Major: Economics, with a concentration in narrative journalism
It was the appeal of mixing storytelling with journalism that drew Marcus Nowling ’23 to the narrative journalism concentration. An economics major, Marcus is exploring a path to combine his economics major with narrative journalism to give a voice to those facing economic hardships. This summer, he will take part in a six-week program under the direction of Jack Shuler, chair of the concentration in narrative journalism, to bring awareness to the struggles facing families living in poverty.
How did you come to the narrative journalism concentration?

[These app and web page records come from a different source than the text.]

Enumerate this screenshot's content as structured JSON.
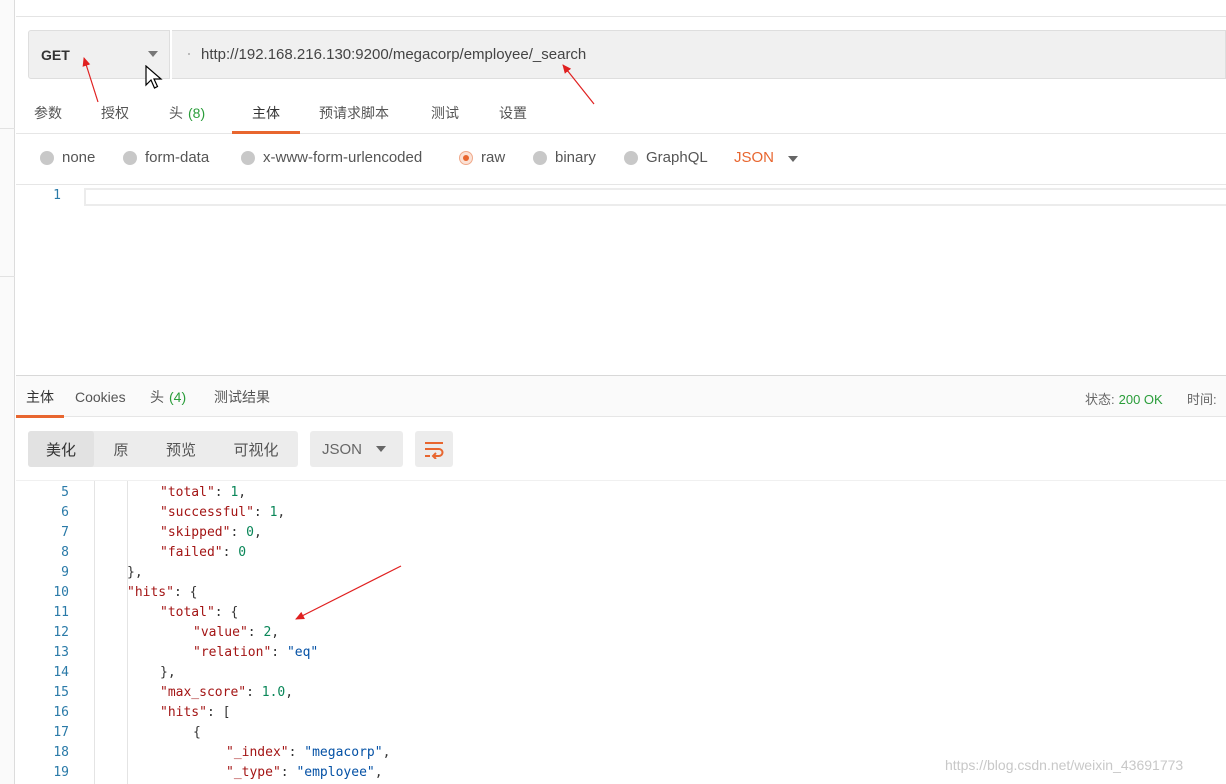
{
  "request": {
    "method": "GET",
    "url": "http://192.168.216.130:9200/megacorp/employee/_search"
  },
  "request_tabs": [
    {
      "label": "参数",
      "count": ""
    },
    {
      "label": "授权",
      "count": ""
    },
    {
      "label": "头",
      "count": "(8)"
    },
    {
      "label": "主体",
      "count": ""
    },
    {
      "label": "预请求脚本",
      "count": ""
    },
    {
      "label": "测试",
      "count": ""
    },
    {
      "label": "设置",
      "count": ""
    }
  ],
  "body_types": [
    "none",
    "form-data",
    "x-www-form-urlencoded",
    "raw",
    "binary",
    "GraphQL"
  ],
  "body_format": "JSON",
  "request_editor": {
    "line": "1"
  },
  "response_tabs": [
    {
      "label": "主体",
      "count": ""
    },
    {
      "label": "Cookies",
      "count": ""
    },
    {
      "label": "头",
      "count": "(4)"
    },
    {
      "label": "测试结果",
      "count": ""
    }
  ],
  "response_status": {
    "label": "状态:",
    "value": "200 OK",
    "time_label": "时间:"
  },
  "view_modes": [
    "美化",
    "原",
    "预览",
    "可视化"
  ],
  "response_format": "JSON",
  "response_lines": [
    {
      "num": "5",
      "tokens": [
        [
          "k",
          "\"total\""
        ],
        [
          "p",
          ": "
        ],
        [
          "n",
          "1"
        ],
        [
          "p",
          ","
        ]
      ]
    },
    {
      "num": "6",
      "tokens": [
        [
          "k",
          "\"successful\""
        ],
        [
          "p",
          ": "
        ],
        [
          "n",
          "1"
        ],
        [
          "p",
          ","
        ]
      ]
    },
    {
      "num": "7",
      "tokens": [
        [
          "k",
          "\"skipped\""
        ],
        [
          "p",
          ": "
        ],
        [
          "n",
          "0"
        ],
        [
          "p",
          ","
        ]
      ]
    },
    {
      "num": "8",
      "tokens": [
        [
          "k",
          "\"failed\""
        ],
        [
          "p",
          ": "
        ],
        [
          "n",
          "0"
        ]
      ]
    },
    {
      "num": "9",
      "tokens": [
        [
          "p",
          "},"
        ]
      ]
    },
    {
      "num": "10",
      "tokens": [
        [
          "k",
          "\"hits\""
        ],
        [
          "p",
          ": {"
        ]
      ]
    },
    {
      "num": "11",
      "tokens": [
        [
          "k",
          "\"total\""
        ],
        [
          "p",
          ": {"
        ]
      ]
    },
    {
      "num": "12",
      "tokens": [
        [
          "k",
          "\"value\""
        ],
        [
          "p",
          ": "
        ],
        [
          "n",
          "2"
        ],
        [
          "p",
          ","
        ]
      ]
    },
    {
      "num": "13",
      "tokens": [
        [
          "k",
          "\"relation\""
        ],
        [
          "p",
          ": "
        ],
        [
          "s",
          "\"eq\""
        ]
      ]
    },
    {
      "num": "14",
      "tokens": [
        [
          "p",
          "},"
        ]
      ]
    },
    {
      "num": "15",
      "tokens": [
        [
          "k",
          "\"max_score\""
        ],
        [
          "p",
          ": "
        ],
        [
          "n",
          "1.0"
        ],
        [
          "p",
          ","
        ]
      ]
    },
    {
      "num": "16",
      "tokens": [
        [
          "k",
          "\"hits\""
        ],
        [
          "p",
          ": ["
        ]
      ]
    },
    {
      "num": "17",
      "tokens": [
        [
          "p",
          "{"
        ]
      ]
    },
    {
      "num": "18",
      "tokens": [
        [
          "k",
          "\"_index\""
        ],
        [
          "p",
          ": "
        ],
        [
          "s",
          "\"megacorp\""
        ],
        [
          "p",
          ","
        ]
      ]
    },
    {
      "num": "19",
      "tokens": [
        [
          "k",
          "\"_type\""
        ],
        [
          "p",
          ": "
        ],
        [
          "s",
          "\"employee\""
        ],
        [
          "p",
          ","
        ]
      ]
    }
  ],
  "watermark": "https://blog.csdn.net/weixin_43691773",
  "colors": {
    "accent": "#e8662f",
    "ok": "#2a9d3a",
    "annotation": "#e02020"
  },
  "icons": [
    "caret-down-icon",
    "mouse-cursor-icon",
    "wrap-lines-icon",
    "radio-icon"
  ]
}
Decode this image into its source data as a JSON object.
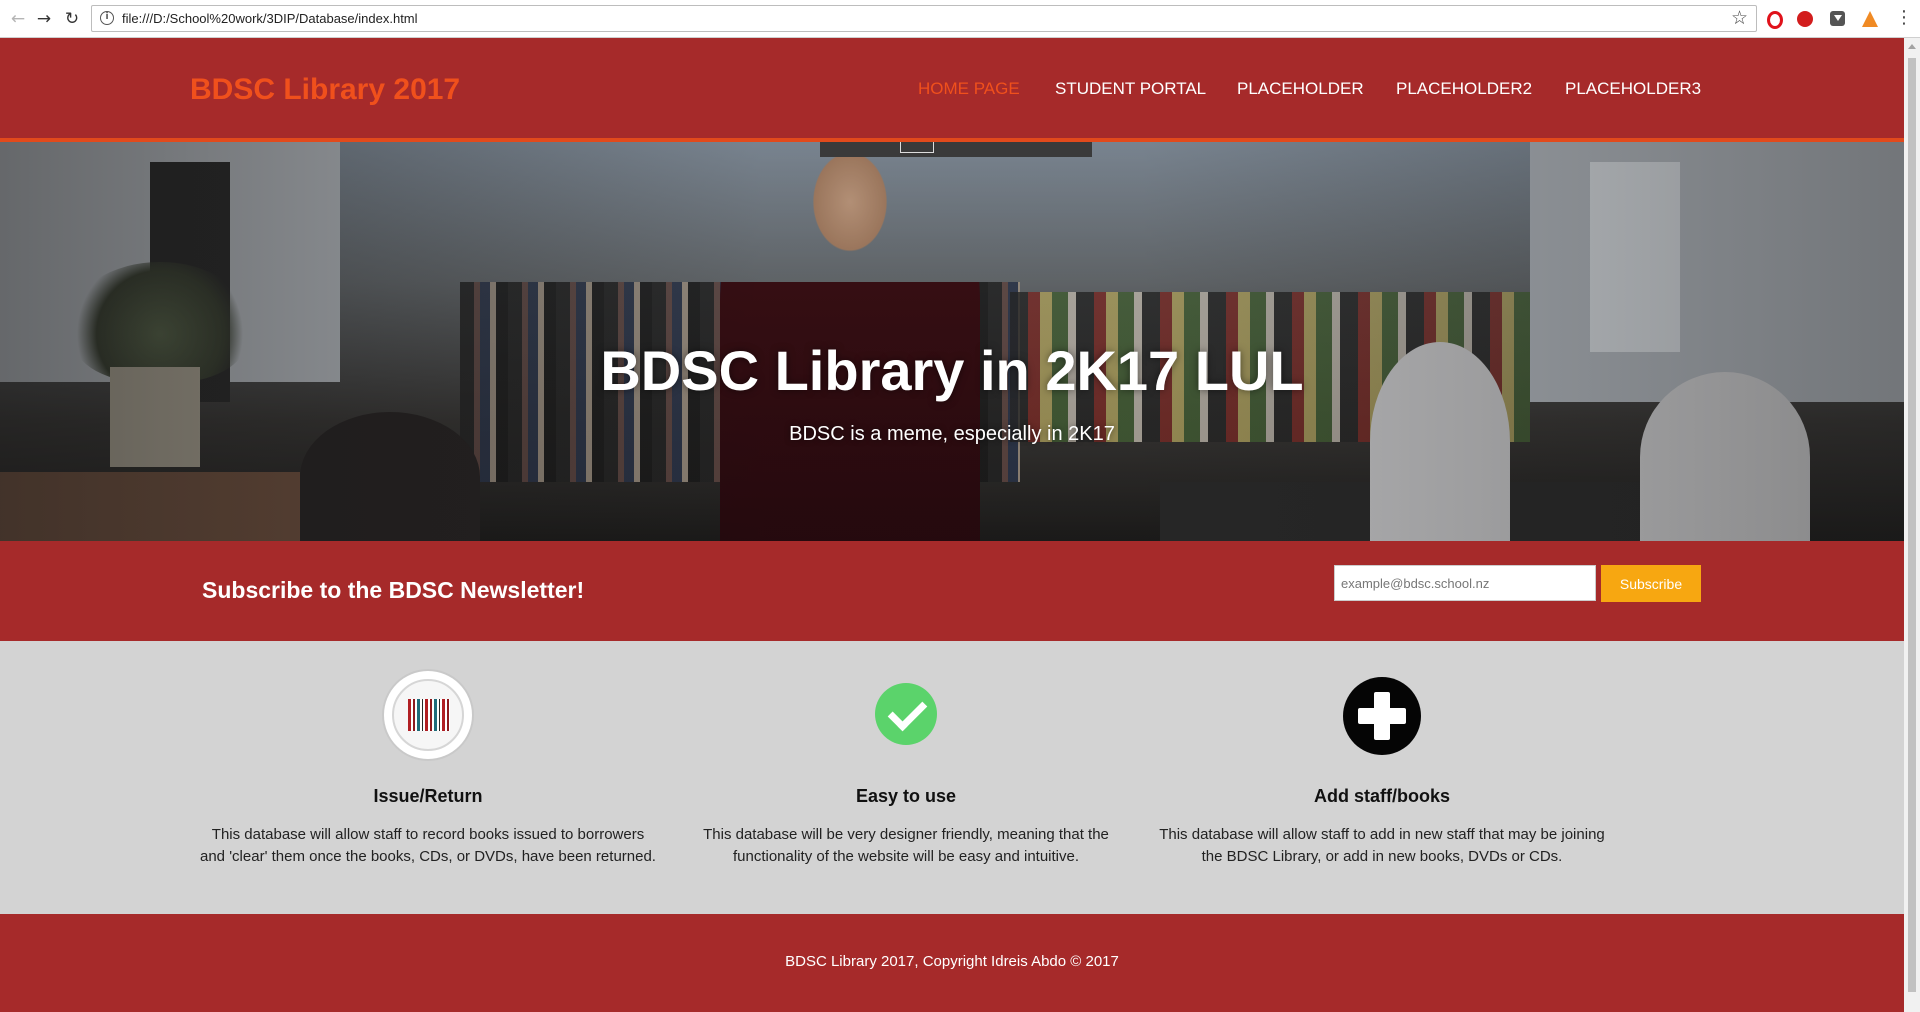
{
  "browser": {
    "url": "file:///D:/School%20work/3DIP/Database/index.html",
    "back_icon": "arrow-left-icon",
    "forward_icon": "arrow-right-icon",
    "reload_icon": "reload-icon",
    "bookmark_icon": "star-icon"
  },
  "header": {
    "brand": "BDSC Library 2017",
    "nav": [
      {
        "label": "HOME PAGE",
        "active": true
      },
      {
        "label": "STUDENT PORTAL",
        "active": false
      },
      {
        "label": "PLACEHOLDER",
        "active": false
      },
      {
        "label": "PLACEHOLDER2",
        "active": false
      },
      {
        "label": "PLACEHOLDER3",
        "active": false
      }
    ]
  },
  "hero": {
    "title": "BDSC Library in 2K17 LUL",
    "subtitle": "BDSC is a meme, especially in 2K17"
  },
  "newsletter": {
    "heading": "Subscribe to the BDSC Newsletter!",
    "email_placeholder": "example@bdsc.school.nz",
    "email_value": "",
    "button": "Subscribe"
  },
  "features": [
    {
      "icon": "barcode-icon",
      "title": "Issue/Return",
      "text": "This database will allow staff to record books issued to borrowers and 'clear' them once the books, CDs, or DVDs, have been returned."
    },
    {
      "icon": "check-icon",
      "title": "Easy to use",
      "text": "This database will be very designer friendly, meaning that the functionality of the website will be easy and intuitive."
    },
    {
      "icon": "plus-icon",
      "title": "Add staff/books",
      "text": "This database will allow staff to add in new staff that may be joining the BDSC Library, or add in new books, DVDs or CDs."
    }
  ],
  "footer": {
    "copyright": "BDSC Library 2017, Copyright Idreis Abdo © 2017"
  },
  "colors": {
    "header_bg": "#a62a2a",
    "accent": "#f0501c",
    "subscribe_button": "#f7a711",
    "features_bg": "#d3d3d3"
  }
}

I wanted to focus my economics major. I was introduced to this style of writing in my Writing 101 course, which focused on human rights and asked students to produce in-depth, fact-based reports. I also took literary nonfiction, in which we learn about immersion writing. That kind of writing allows us to immerse ourselves in a new experience, pay attention to detail, and learn techniques to draw the audience into that same setting.
Tell us about the project you’ll be researching this summer in Columbus.
I grew up in a neighborhood that was sandwiched between two economic extremes, poverty and affluence. This summer, I’ll report on the impact COVID-19 has had—and is having—on marginalized communities, bringing light to people’s experiences. I’ll also be meeting with local activists, reporters, nonprofits, and political officials who deal with different systems that affect these communities. Before coming to college, I assumed I needed to be a policymaker or an activist to influence issues, but I was introduced to long-form writing to bring awareness to issues. That sparked my interest, and I knew I needed to pursue it.